**EXERCISE DIRECTIONS**.
Would you please return all of the entries below exactly as shown?

**DATASET**.

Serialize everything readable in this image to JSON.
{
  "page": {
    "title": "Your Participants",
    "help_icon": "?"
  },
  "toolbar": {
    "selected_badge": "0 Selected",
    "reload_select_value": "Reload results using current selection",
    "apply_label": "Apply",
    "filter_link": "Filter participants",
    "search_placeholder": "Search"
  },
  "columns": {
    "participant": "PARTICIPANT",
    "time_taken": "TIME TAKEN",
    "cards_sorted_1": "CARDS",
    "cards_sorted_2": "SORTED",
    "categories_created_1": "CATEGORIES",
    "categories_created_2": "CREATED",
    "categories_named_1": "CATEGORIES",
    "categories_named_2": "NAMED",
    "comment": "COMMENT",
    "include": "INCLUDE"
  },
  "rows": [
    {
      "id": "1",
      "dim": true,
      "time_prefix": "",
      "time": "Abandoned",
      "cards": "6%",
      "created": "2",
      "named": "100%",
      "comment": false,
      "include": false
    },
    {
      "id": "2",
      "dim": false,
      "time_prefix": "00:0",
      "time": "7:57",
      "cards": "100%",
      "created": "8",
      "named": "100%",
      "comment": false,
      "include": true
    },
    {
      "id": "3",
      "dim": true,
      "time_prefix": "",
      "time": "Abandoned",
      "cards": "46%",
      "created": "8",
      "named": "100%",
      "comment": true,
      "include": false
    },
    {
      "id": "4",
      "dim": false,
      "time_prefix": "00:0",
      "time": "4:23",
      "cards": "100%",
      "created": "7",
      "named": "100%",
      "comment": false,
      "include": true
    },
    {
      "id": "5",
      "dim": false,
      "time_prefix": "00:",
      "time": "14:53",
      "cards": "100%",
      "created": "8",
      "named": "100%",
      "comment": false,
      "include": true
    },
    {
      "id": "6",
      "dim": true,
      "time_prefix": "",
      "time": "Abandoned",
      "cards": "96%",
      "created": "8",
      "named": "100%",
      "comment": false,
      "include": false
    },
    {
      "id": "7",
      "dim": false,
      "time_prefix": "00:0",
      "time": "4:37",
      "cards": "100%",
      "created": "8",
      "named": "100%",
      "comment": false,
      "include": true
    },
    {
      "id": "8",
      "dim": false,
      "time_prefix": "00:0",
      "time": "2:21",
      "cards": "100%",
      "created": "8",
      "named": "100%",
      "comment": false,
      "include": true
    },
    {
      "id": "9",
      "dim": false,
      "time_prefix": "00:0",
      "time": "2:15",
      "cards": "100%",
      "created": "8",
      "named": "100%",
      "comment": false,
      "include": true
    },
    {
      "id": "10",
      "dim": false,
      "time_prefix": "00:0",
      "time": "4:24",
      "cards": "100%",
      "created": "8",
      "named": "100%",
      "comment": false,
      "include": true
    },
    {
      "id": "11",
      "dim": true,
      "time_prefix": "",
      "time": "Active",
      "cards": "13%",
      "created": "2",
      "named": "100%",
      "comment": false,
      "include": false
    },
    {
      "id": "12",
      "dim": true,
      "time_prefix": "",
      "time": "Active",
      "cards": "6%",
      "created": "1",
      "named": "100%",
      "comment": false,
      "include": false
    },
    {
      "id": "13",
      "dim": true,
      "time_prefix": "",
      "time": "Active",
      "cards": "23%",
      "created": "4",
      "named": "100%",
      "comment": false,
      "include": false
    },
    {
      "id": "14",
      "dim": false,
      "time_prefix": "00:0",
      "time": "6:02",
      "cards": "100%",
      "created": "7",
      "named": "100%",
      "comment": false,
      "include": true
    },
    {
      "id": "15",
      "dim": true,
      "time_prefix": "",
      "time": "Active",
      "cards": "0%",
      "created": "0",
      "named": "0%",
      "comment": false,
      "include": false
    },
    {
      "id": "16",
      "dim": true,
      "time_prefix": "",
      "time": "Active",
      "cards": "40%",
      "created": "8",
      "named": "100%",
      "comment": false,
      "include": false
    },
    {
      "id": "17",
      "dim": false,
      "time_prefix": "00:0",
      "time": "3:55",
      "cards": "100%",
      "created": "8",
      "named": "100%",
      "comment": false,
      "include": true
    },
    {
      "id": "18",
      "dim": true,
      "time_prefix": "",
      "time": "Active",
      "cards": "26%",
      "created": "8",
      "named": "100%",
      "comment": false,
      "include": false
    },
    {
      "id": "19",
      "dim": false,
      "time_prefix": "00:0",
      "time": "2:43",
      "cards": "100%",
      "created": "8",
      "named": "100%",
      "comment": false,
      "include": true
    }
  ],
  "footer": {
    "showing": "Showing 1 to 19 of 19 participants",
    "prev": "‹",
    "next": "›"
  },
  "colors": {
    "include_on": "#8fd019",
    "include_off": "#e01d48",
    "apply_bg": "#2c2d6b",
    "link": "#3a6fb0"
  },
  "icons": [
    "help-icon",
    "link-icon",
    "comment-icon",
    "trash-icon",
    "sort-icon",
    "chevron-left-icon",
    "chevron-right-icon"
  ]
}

**EXERCISE SOLUTION**.
Serialize everything readable in this image to JSON.
{
  "page": {
    "title": "Your Participants",
    "help_icon": "?"
  },
  "toolbar": {
    "selected_badge": "0 Selected",
    "reload_select_value": "Reload results using current selection",
    "apply_label": "Apply",
    "filter_link": "Filter participants",
    "search_placeholder": "Search"
  },
  "columns": {
    "participant": "PARTICIPANT",
    "time_taken": "TIME TAKEN",
    "cards_sorted_1": "CARDS",
    "cards_sorted_2": "SORTED",
    "categories_created_1": "CATEGORIES",
    "categories_created_2": "CREATED",
    "categories_named_1": "CATEGORIES",
    "categories_named_2": "NAMED",
    "comment": "COMMENT",
    "include": "INCLUDE"
  },
  "rows": [
    {
      "id": "1",
      "dim": true,
      "time_prefix": "",
      "time": "Abandoned",
      "cards": "6%",
      "created": "2",
      "named": "100%",
      "comment": false,
      "include": false
    },
    {
      "id": "2",
      "dim": false,
      "time_prefix": "00:0",
      "time": "7:57",
      "cards": "100%",
      "created": "8",
      "named": "100%",
      "comment": false,
      "include": true
    },
    {
      "id": "3",
      "dim": true,
      "time_prefix": "",
      "time": "Abandoned",
      "cards": "46%",
      "created": "8",
      "named": "100%",
      "comment": true,
      "include": false
    },
    {
      "id": "4",
      "dim": false,
      "time_prefix": "00:0",
      "time": "4:23",
      "cards": "100%",
      "created": "7",
      "named": "100%",
      "comment": false,
      "include": true
    },
    {
      "id": "5",
      "dim": false,
      "time_prefix": "00:",
      "time": "14:53",
      "cards": "100%",
      "created": "8",
      "named": "100%",
      "comment": false,
      "include": true
    },
    {
      "id": "6",
      "dim": true,
      "time_prefix": "",
      "time": "Abandoned",
      "cards": "96%",
      "created": "8",
      "named": "100%",
      "comment": false,
      "include": false
    },
    {
      "id": "7",
      "dim": false,
      "time_prefix": "00:0",
      "time": "4:37",
      "cards": "100%",
      "created": "8",
      "named": "100%",
      "comment": false,
      "include": true
    },
    {
      "id": "8",
      "dim": false,
      "time_prefix": "00:0",
      "time": "2:21",
      "cards": "100%",
      "created": "8",
      "named": "100%",
      "comment": false,
      "include": true
    },
    {
      "id": "9",
      "dim": false,
      "time_prefix": "00:0",
      "time": "2:15",
      "cards": "100%",
      "created": "8",
      "named": "100%",
      "comment": false,
      "include": true
    },
    {
      "id": "10",
      "dim": false,
      "time_prefix": "00:0",
      "time": "4:24",
      "cards": "100%",
      "created": "8",
      "named": "100%",
      "comment": false,
      "include": true
    },
    {
      "id": "11",
      "dim": true,
      "time_prefix": "",
      "time": "Active",
      "cards": "13%",
      "created": "2",
      "named": "100%",
      "comment": false,
      "include": false
    },
    {
      "id": "12",
      "dim": true,
      "time_prefix": "",
      "time": "Active",
      "cards": "6%",
      "created": "1",
      "named": "100%",
      "comment": false,
      "include": false
    },
    {
      "id": "13",
      "dim": true,
      "time_prefix": "",
      "time": "Active",
      "cards": "23%",
      "created": "4",
      "named": "100%",
      "comment": false,
      "include": false
    },
    {
      "id": "14",
      "dim": false,
      "time_prefix": "00:0",
      "time": "6:02",
      "cards": "100%",
      "created": "7",
      "named": "100%",
      "comment": false,
      "include": true
    },
    {
      "id": "15",
      "dim": true,
      "time_prefix": "",
      "time": "Active",
      "cards": "0%",
      "created": "0",
      "named": "0%",
      "comment": false,
      "include": false
    },
    {
      "id": "16",
      "dim": true,
      "time_prefix": "",
      "time": "Active",
      "cards": "40%",
      "created": "8",
      "named": "100%",
      "comment": false,
      "include": false
    },
    {
      "id": "17",
      "dim": false,
      "time_prefix": "00:0",
      "time": "3:55",
      "cards": "100%",
      "created": "8",
      "named": "100%",
      "comment": false,
      "include": true
    },
    {
      "id": "18",
      "dim": true,
      "time_prefix": "",
      "time": "Active",
      "cards": "26%",
      "created": "8",
      "named": "100%",
      "comment": false,
      "include": false
    },
    {
      "id": "19",
      "dim": false,
      "time_prefix": "00:0",
      "time": "2:43",
      "cards": "100%",
      "created": "8",
      "named": "100%",
      "comment": false,
      "include": true
    }
  ],
  "footer": {
    "showing": "Showing 1 to 19 of 19 participants",
    "prev": "‹",
    "next": "›"
  },
  "colors": {
    "include_on": "#8fd019",
    "include_off": "#e01d48",
    "apply_bg": "#2c2d6b",
    "link": "#3a6fb0"
  },
  "icons": [
    "help-icon",
    "link-icon",
    "comment-icon",
    "trash-icon",
    "sort-icon",
    "chevron-left-icon",
    "chevron-right-icon"
  ]
}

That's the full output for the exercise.